I believe Germany is doing extremely well just because we have very little workforce and we have to reinvent constantly to remain competitive. However, Germany knows we are not going to produce for the rest of the world. We are looking for technology partners. If you look at others, then I have to say Korea, China and Japan. Then there are countries like Vietnam. India is at the heart of digitalisation for Siemens. A lot of software R&D is based in India. It has everything to be successful and needs to go forward and act. Capital, people and regulations - they all need to be aligned. You have people with ability, but they need to be trained to understand not only the digital part but also the manufacturing part.
You can make in India as it is one of the countries with the most competitive manufacturing environment. If you can build something at the right cost, you can also export. Already, quite a few factories are exporting from India worldwide. The big difference is that you have a lot of young and talented great people. What is required is the right infrastructure, like access to good, renewable and clean electricity, and right mobility and logistics infrastructure. When it has the two, India can create a fantastic market. 4G is an example, and see how India has done in the last couple of years amid a hyper-competitive telecom environment.
You had a big role to play in that as part of your earlier professional assignment. How was that experience?
I have a personal history in it as part of my former role (Cisco) and was lucky to be a part of the Reliance Jio rollout. It was fantastic the way 4G network was thought of from scratch, changing the country's telecom market.

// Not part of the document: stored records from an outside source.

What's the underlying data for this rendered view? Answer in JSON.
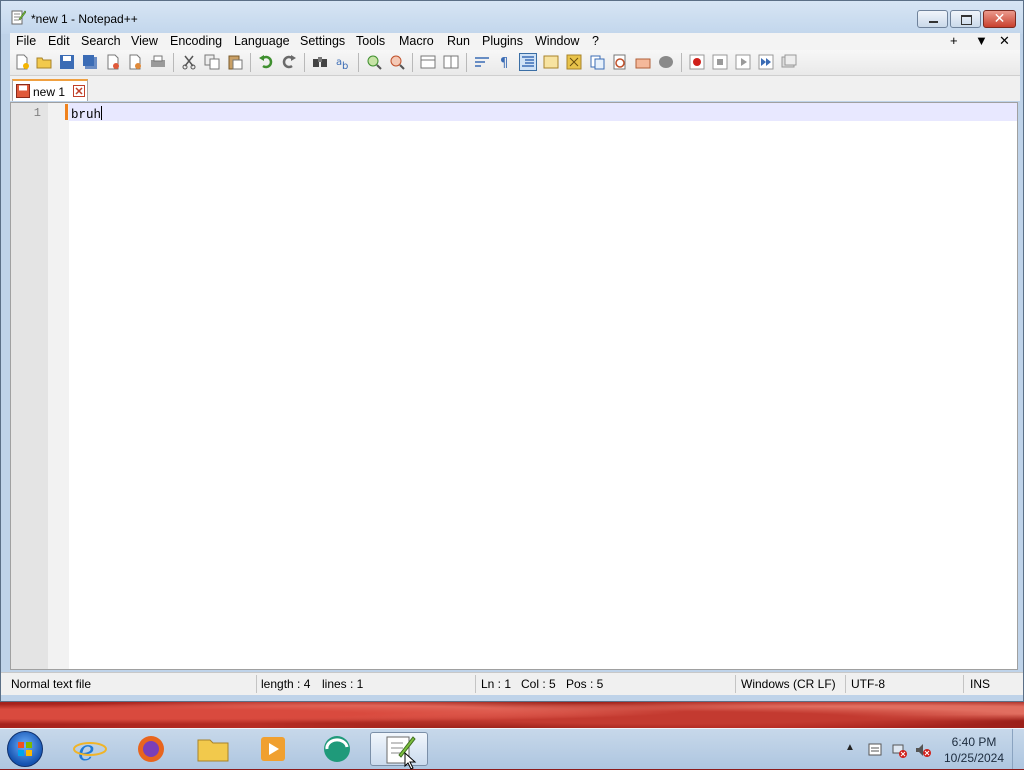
{
  "window": {
    "title": "*new 1 - Notepad++",
    "controls": [
      "minimize",
      "maximize",
      "close"
    ],
    "close_glyph": "✕"
  },
  "menu": {
    "items": [
      "File",
      "Edit",
      "Search",
      "View",
      "Encoding",
      "Language",
      "Settings",
      "Tools",
      "Macro",
      "Run",
      "Plugins",
      "Window",
      "?"
    ],
    "right": [
      "+",
      "▼",
      "✕"
    ]
  },
  "toolbar": {
    "icons": [
      "new-file-icon",
      "open-file-icon",
      "save-icon",
      "save-all-icon",
      "close-icon",
      "close-all-icon",
      "print-icon",
      "cut-icon",
      "copy-icon",
      "paste-icon",
      "undo-icon",
      "redo-icon",
      "find-icon",
      "replace-icon",
      "zoom-in-icon",
      "zoom-out-icon",
      "sync-vertical-icon",
      "sync-horizontal-icon",
      "word-wrap-icon",
      "show-all-characters-icon",
      "indent-guide-icon",
      "user-defined-language-icon",
      "document-map-icon",
      "function-list-icon",
      "folder-as-workspace-icon",
      "monitoring-icon",
      "record-macro-icon",
      "stop-recording-icon",
      "playback-macro-icon",
      "run-macro-multiple-icon",
      "save-macro-icon"
    ]
  },
  "tabs": [
    {
      "label": "new 1",
      "modified": true,
      "close_glyph": "✕"
    }
  ],
  "editor": {
    "lines": [
      {
        "number": "1",
        "text": "bruh"
      }
    ]
  },
  "status": {
    "file_type": "Normal text file",
    "length": "length : 4",
    "lines": "lines : 1",
    "ln": "Ln : 1",
    "col": "Col : 5",
    "pos": "Pos : 5",
    "eol": "Windows (CR LF)",
    "encoding": "UTF-8",
    "mode": "INS"
  },
  "taskbar": {
    "apps": [
      "internet-explorer-icon",
      "firefox-icon",
      "file-explorer-icon",
      "media-player-icon",
      "app-icon",
      "notepad-plus-plus-icon"
    ],
    "active_app": "notepad-plus-plus-icon",
    "clock": {
      "time": "6:40 PM",
      "date": "10/25/2024"
    },
    "tray_expand": "▲"
  },
  "colors": {
    "accent_tab": "#f0a040",
    "current_line": "#e8e8ff",
    "change_marker": "#f0821e",
    "close_button": "#c8402e"
  }
}
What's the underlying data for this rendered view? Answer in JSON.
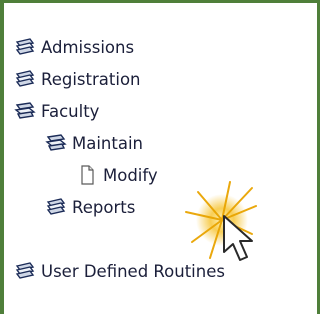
{
  "tree": {
    "items": [
      {
        "label": "Admissions",
        "icon": "books-icon",
        "level": 0
      },
      {
        "label": "Registration",
        "icon": "books-icon",
        "level": 0
      },
      {
        "label": "Faculty",
        "icon": "books-open-icon",
        "level": 0
      },
      {
        "label": "Maintain",
        "icon": "books-open-icon",
        "level": 1
      },
      {
        "label": "Modify",
        "icon": "page-icon",
        "level": 2
      },
      {
        "label": "Reports",
        "icon": "books-icon",
        "level": 1
      },
      {
        "label": "User Defined Routines",
        "icon": "books-icon",
        "level": 0
      }
    ]
  },
  "colors": {
    "frame": "#4f7f3a",
    "text": "#1b1f3a",
    "highlight": "#f6c22b"
  }
}
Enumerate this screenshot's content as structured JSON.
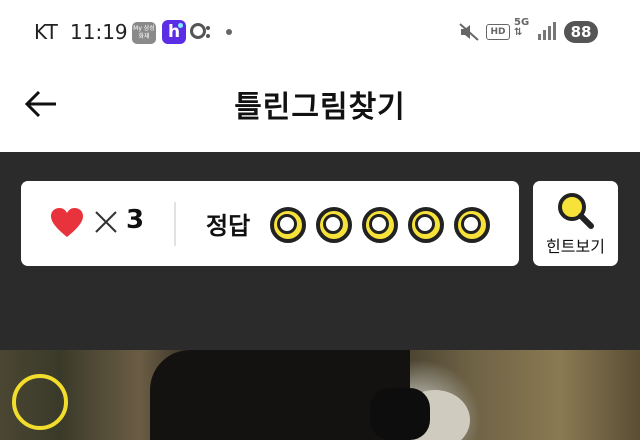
{
  "status_bar": {
    "carrier": "KT",
    "time": "11:19",
    "app_icon_label": "My 삼성화재",
    "app_icon_letter": "h",
    "hd_label": "HD",
    "network_label": "5G",
    "battery": "88"
  },
  "header": {
    "title": "틀린그림찾기"
  },
  "game": {
    "lives_count": "3",
    "answer_label": "정답",
    "answers_total": 5,
    "answers_found": 0,
    "hint_label": "힌트보기"
  },
  "colors": {
    "dark_panel": "#2b2b2b",
    "heart": "#e8323c",
    "answer_circle": "#f7e23a",
    "hint_icon": "#f7e23a",
    "marker": "#f2dd2c"
  }
}
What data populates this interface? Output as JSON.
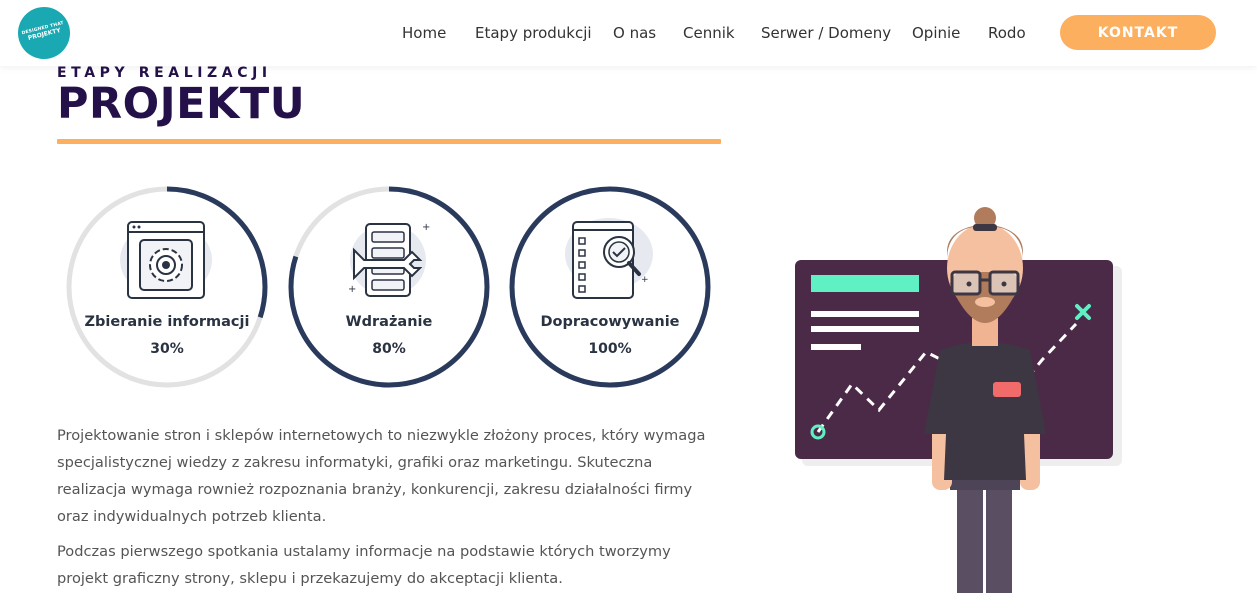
{
  "header": {
    "logo_text_line1": "DESIGNED THAT",
    "logo_text_line2": "PROJEKTY",
    "nav": [
      "Home",
      "Etapy produkcji",
      "O nas",
      "Cennik",
      "Serwer / Domeny",
      "Opinie",
      "Rodo"
    ],
    "cta_label": "KONTAKT",
    "colors": {
      "logo": "#1aa9b3",
      "cta": "#fcaf5e"
    }
  },
  "section": {
    "subtitle": "ETAPY REALIZACJI",
    "title": "PROJEKTU",
    "accent_color": "#fcaf5e",
    "title_color": "#24114a"
  },
  "progress": [
    {
      "label": "Zbieranie informacji",
      "value_text": "30%",
      "value": 0.3,
      "icon": "settings-window-icon"
    },
    {
      "label": "Wdrażanie",
      "value_text": "80%",
      "value": 0.8,
      "icon": "server-wrench-icon"
    },
    {
      "label": "Dopracowywanie",
      "value_text": "100%",
      "value": 1.0,
      "icon": "checklist-magnifier-icon"
    }
  ],
  "ring_colors": {
    "track": "#e2e2e2",
    "fill": "#2a3a5c"
  },
  "paragraphs": [
    "Projektowanie stron i sklepów internetowych to niezwykle złożony proces, który wymaga specjalistycznej wiedzy z zakresu informatyki, grafiki oraz marketingu. Skuteczna realizacja wymaga rownież rozpoznania branży, konkurencji, zakresu działalności firmy oraz indywidualnych potrzeb klienta.",
    "Podczas pierwszego spotkania ustalamy informacje na podstawie których tworzymy projekt graficzny strony, sklepu i przekazujemy do akceptacji klienta."
  ]
}
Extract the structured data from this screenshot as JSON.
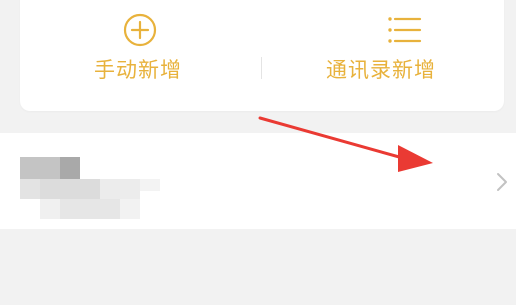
{
  "quick_add": {
    "manual": {
      "label": "手动新增",
      "icon": "plus-circle-icon"
    },
    "contacts": {
      "label": "通讯录新增",
      "icon": "list-icon"
    }
  },
  "contact_row": {
    "icon": "chevron-right-icon"
  },
  "colors": {
    "accent": "#e8b23c",
    "card_bg": "#ffffff",
    "page_bg": "#f2f2f2",
    "annotation_arrow": "#ea3a33",
    "chevron": "#c2c2c2"
  }
}
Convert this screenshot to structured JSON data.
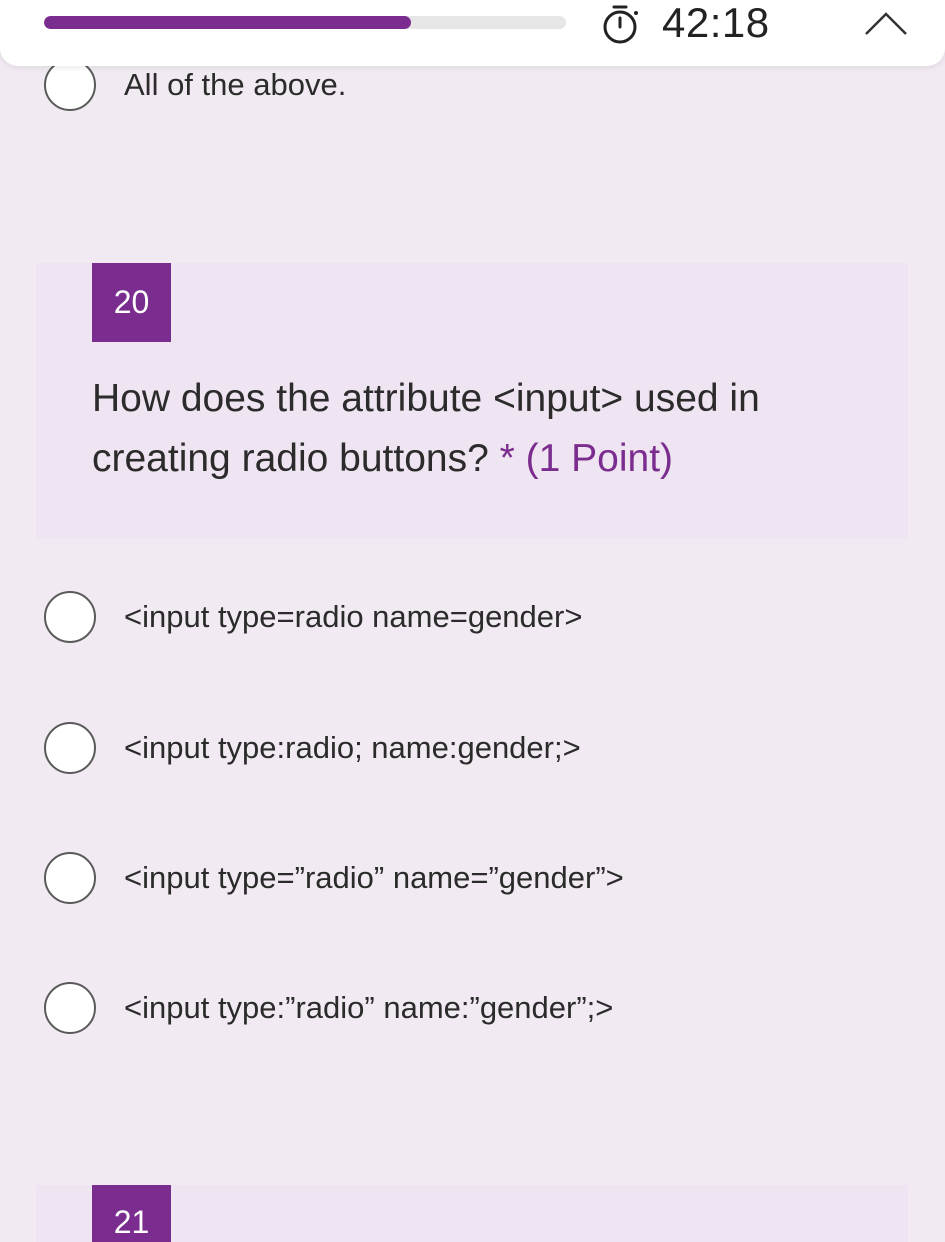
{
  "header": {
    "progress_fraction": 0.704,
    "timer": "42:18",
    "timer_icon": "stopwatch-icon",
    "collapse_icon": "chevron-up-icon"
  },
  "prev_question": {
    "last_option": "All of the above."
  },
  "question": {
    "number": "20",
    "text": "How does the attribute <input> used in creating radio buttons?",
    "required_mark": "*",
    "points": "(1 Point)",
    "options": [
      "<input type=radio name=gender>",
      "<input type:radio; name:gender;>",
      "<input type=”radio” name=”gender”>",
      "<input type:”radio” name:”gender”;>"
    ]
  },
  "next_question": {
    "number": "21"
  },
  "colors": {
    "accent": "#7b2c8f",
    "background": "#f1eaf2",
    "card": "#efe4f1"
  }
}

Now, lots of tech-based companies like Alibaba, Google and Microsoft are entering areas of your competency. What will happen in future?
There are B2B companies and B2C companies and we are definitely a B2B company. Our aim is to be successful in any business - energy producing business, food and beverage business, mining business. We want to be effective as possible in those businesses. We are working with Alibaba, Microsoft and we are also working with big cloud partners. We have partnered with Volkswagen. We believe in collaborations.
In the past, we have seen many game-changing companies coming up. For any manufacturing or services business, what could be the right direction to take? Should they combine all the technology or should they stay rooted to their competencies and build up on that? How should the future be, especially the jobs available?
There is no one answer for all the businesses. Right now, we are talking about digitalisation, connecting, collecting data and getting wisdom out of it. So, my take is, you have to rethink what you are doing in the world. Digitalisation gives you absolute information capability to understand what's going on. If you have it, you are ahead of the pack and if you don't, it will be very difficult to compete.
Ten years ago, there were no app developers, there were no Uber drivers. There are a lot of jobs today that didn't exist then. I cannot tell my kids what kind of jobs they will have in 30 years from now because the jobs will definitely change. What is important is that you build a system that enables continuous learning. Siemens spends heavily on its workforce, completely making them adaptable. I often joke that Siemens is the oldest German start-up created 170 years ago by an entrepreneur in a backyard because then we did not have garages and cars! Apart from the huge investments we are making for the change, we are also working with small and medium companies, with universities and start-ups.